──────── PROVIDED INFORMATION

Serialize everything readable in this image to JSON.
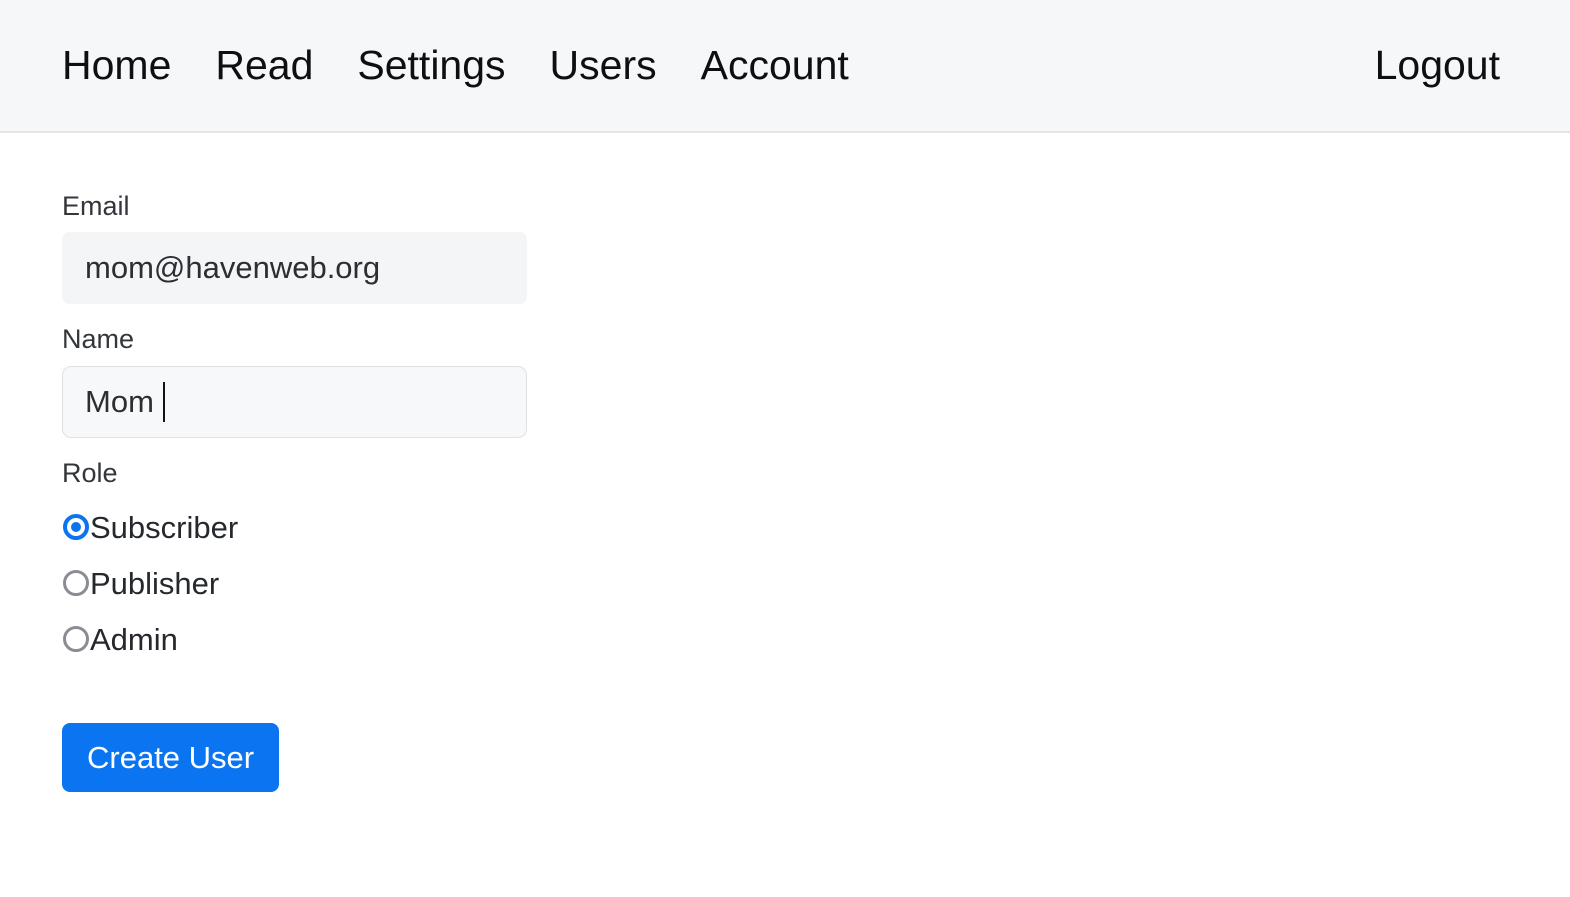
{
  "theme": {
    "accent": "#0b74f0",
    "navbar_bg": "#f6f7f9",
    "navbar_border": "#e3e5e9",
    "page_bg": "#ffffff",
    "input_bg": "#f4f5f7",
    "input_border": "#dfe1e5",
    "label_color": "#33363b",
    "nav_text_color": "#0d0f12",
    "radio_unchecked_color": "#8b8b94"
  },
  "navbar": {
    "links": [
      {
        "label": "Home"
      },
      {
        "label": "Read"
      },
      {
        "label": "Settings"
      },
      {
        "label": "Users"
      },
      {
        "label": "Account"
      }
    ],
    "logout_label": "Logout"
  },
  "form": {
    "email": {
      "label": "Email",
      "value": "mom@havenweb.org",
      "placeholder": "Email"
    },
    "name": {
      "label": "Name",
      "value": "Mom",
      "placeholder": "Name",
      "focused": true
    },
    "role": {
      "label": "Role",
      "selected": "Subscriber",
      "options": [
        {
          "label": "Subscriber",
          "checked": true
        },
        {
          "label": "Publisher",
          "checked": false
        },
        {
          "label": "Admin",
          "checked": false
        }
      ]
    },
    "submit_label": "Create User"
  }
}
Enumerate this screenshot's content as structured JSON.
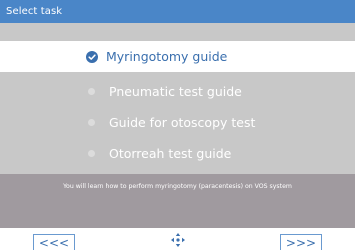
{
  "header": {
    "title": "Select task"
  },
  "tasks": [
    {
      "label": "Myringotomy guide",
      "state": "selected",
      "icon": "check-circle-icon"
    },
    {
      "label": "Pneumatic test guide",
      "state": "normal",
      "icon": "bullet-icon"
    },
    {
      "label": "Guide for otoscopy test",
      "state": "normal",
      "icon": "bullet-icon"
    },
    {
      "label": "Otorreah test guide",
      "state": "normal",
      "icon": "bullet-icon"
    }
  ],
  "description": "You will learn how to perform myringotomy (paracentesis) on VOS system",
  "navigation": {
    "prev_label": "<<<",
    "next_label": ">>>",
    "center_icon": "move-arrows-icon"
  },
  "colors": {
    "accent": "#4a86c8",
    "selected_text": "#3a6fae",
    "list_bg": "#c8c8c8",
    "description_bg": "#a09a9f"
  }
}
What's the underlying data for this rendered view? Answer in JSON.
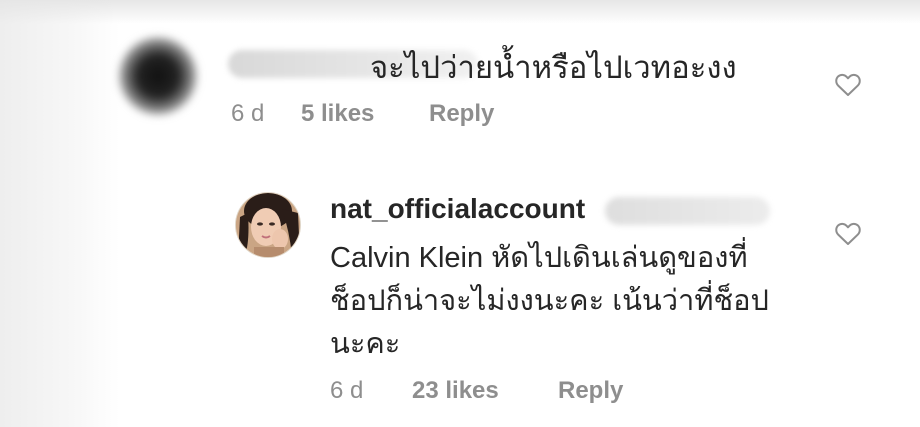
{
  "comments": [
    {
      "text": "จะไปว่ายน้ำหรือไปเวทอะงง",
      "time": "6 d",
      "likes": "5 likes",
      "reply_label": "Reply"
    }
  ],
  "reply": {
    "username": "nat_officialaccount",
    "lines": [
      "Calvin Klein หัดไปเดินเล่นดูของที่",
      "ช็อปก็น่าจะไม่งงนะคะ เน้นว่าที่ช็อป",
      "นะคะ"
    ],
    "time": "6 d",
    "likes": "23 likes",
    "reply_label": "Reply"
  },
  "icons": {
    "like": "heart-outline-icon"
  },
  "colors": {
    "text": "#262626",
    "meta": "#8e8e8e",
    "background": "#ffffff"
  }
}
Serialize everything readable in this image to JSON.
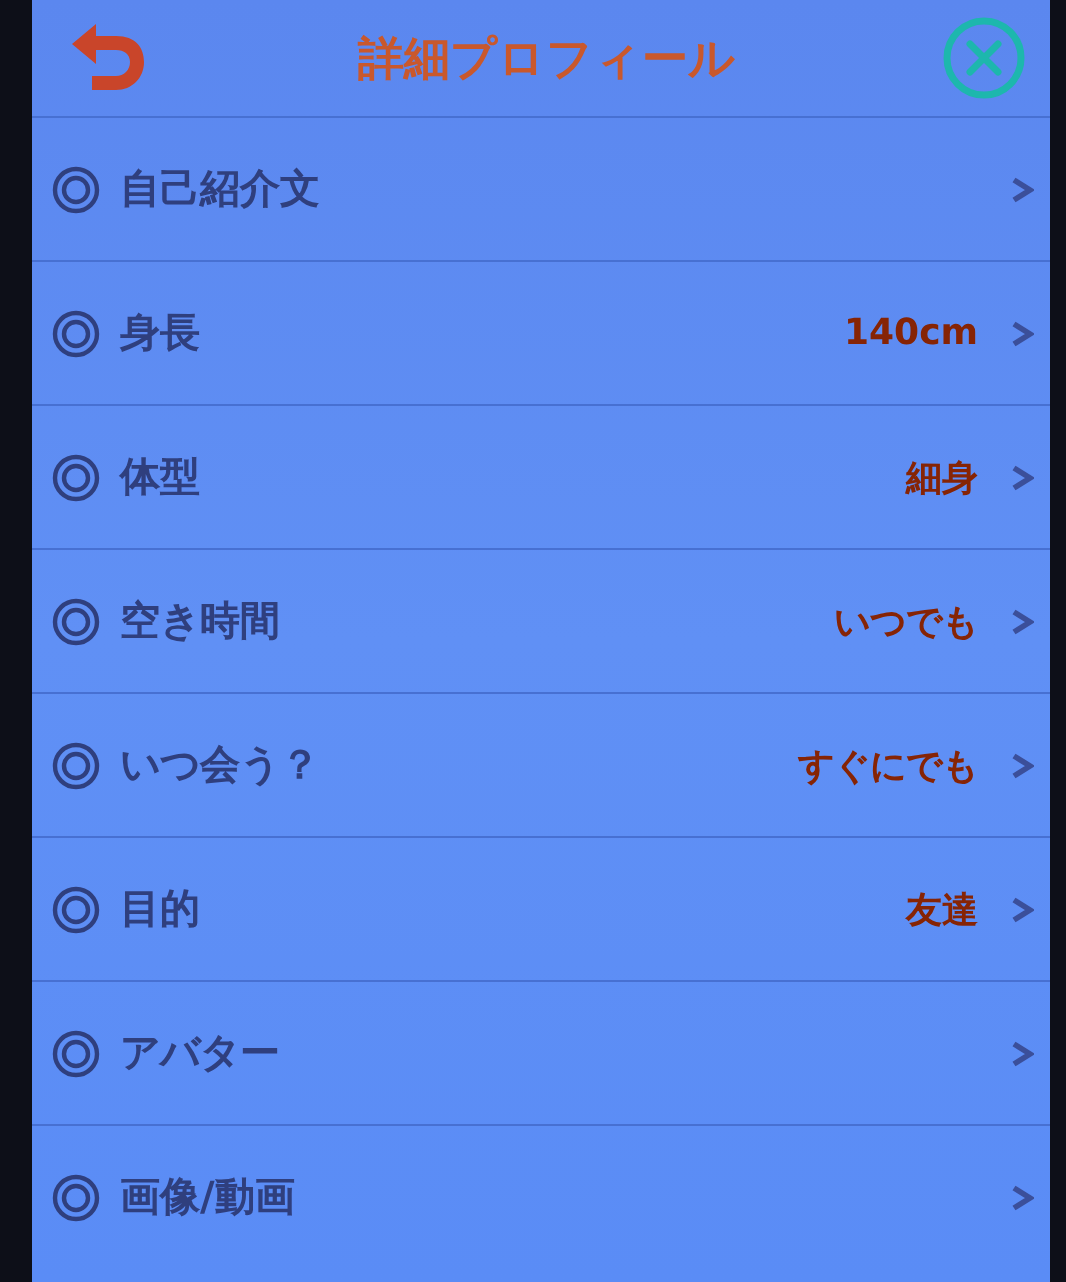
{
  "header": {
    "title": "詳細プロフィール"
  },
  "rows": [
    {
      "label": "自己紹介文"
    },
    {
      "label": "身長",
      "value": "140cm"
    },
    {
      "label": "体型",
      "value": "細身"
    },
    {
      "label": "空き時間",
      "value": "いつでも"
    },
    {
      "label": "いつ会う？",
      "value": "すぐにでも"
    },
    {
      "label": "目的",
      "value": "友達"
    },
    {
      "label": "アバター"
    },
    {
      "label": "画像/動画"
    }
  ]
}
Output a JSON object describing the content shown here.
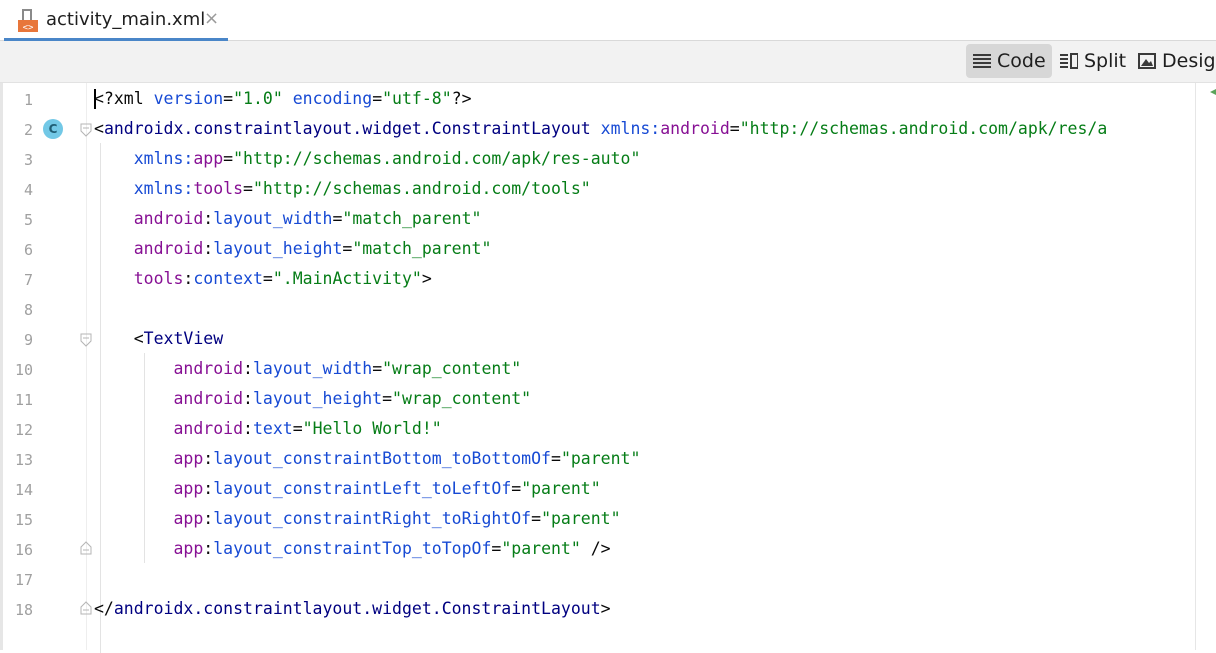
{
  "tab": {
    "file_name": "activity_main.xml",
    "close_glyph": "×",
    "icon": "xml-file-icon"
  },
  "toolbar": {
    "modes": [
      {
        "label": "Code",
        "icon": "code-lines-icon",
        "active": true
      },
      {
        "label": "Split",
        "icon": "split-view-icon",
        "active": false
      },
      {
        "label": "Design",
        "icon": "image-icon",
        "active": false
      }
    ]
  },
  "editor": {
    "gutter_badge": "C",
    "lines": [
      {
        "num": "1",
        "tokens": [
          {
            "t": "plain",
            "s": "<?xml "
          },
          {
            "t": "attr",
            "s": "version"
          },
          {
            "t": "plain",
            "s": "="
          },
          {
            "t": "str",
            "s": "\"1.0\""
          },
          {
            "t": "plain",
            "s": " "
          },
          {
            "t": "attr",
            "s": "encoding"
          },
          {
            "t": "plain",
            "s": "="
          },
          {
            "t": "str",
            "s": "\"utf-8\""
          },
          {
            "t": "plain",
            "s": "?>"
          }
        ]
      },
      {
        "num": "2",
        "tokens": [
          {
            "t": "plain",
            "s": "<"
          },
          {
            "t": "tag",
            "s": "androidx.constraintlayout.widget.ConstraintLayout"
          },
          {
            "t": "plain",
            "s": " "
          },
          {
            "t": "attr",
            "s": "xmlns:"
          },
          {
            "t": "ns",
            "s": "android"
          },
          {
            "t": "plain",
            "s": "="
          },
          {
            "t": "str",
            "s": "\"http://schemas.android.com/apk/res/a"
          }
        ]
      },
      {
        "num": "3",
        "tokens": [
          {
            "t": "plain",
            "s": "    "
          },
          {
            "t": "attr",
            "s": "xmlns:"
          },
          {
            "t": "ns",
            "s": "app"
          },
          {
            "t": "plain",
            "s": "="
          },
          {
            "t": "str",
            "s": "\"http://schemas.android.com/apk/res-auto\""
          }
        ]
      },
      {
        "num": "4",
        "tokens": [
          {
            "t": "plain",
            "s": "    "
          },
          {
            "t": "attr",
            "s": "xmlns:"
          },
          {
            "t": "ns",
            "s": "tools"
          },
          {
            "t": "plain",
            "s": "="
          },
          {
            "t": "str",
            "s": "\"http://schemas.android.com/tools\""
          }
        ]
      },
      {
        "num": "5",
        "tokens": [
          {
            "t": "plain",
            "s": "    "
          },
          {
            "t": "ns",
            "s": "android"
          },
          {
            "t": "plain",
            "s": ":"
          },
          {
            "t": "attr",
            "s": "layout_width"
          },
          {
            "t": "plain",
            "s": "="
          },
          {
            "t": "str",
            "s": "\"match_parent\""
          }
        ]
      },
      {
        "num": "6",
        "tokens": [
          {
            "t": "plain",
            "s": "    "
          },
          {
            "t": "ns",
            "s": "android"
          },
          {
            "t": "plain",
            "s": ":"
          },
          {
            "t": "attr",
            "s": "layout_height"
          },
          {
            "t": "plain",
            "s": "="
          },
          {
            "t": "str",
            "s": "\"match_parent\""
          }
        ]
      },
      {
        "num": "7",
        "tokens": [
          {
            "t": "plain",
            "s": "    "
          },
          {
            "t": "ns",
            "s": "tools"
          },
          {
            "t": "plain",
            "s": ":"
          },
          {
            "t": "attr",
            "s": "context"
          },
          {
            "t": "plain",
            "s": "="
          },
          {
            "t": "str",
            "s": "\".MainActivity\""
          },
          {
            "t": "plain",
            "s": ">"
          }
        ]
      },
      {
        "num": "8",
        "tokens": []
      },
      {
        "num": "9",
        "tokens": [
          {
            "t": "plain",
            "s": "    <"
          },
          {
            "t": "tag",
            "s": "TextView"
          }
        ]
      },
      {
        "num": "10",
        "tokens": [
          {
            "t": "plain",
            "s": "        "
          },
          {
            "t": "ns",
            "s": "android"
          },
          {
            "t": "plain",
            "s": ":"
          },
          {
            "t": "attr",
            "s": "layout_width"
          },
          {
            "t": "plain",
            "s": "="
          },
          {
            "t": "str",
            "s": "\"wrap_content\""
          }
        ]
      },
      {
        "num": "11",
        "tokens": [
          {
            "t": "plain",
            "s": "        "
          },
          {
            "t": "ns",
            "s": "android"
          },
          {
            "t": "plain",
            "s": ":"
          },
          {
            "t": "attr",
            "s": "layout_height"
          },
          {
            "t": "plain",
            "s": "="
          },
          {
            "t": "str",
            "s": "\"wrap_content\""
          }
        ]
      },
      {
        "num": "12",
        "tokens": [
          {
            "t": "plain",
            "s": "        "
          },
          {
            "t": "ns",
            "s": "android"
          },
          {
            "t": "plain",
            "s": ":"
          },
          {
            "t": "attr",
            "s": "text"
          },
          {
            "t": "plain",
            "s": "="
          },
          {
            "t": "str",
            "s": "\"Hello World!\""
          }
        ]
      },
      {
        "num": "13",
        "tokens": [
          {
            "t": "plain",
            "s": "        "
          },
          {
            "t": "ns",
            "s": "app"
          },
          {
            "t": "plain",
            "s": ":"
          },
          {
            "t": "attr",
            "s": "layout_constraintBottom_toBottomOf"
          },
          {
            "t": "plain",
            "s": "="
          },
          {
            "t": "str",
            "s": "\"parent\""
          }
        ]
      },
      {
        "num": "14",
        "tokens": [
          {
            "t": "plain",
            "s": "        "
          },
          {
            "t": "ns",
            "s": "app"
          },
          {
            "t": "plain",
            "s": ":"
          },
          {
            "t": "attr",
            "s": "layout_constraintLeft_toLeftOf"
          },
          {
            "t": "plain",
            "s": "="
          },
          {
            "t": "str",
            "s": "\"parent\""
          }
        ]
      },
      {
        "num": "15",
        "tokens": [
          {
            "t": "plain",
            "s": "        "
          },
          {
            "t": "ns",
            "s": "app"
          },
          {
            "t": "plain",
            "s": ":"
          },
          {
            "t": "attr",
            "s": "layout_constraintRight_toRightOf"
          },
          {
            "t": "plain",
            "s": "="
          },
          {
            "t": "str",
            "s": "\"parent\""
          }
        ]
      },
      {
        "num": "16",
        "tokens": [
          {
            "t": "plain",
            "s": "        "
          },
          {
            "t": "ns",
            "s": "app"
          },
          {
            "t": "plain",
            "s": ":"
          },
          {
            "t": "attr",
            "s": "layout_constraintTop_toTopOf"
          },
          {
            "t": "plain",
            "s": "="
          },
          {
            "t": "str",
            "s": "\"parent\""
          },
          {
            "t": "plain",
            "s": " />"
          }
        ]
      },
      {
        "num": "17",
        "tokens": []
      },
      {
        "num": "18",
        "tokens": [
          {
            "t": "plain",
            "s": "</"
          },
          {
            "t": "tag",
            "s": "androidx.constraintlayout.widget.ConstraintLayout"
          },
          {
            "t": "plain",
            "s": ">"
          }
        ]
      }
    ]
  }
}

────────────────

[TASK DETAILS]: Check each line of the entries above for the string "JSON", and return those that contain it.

[ANSWER SECTION]:
Serialize everything readable in this image to JSON.
Enumerate this screenshot's content as structured JSON.
What's the underlying data for this rendered view? Answer in JSON.
Serialize everything readable in this image to JSON.
Output a JSON object describing the content shown here.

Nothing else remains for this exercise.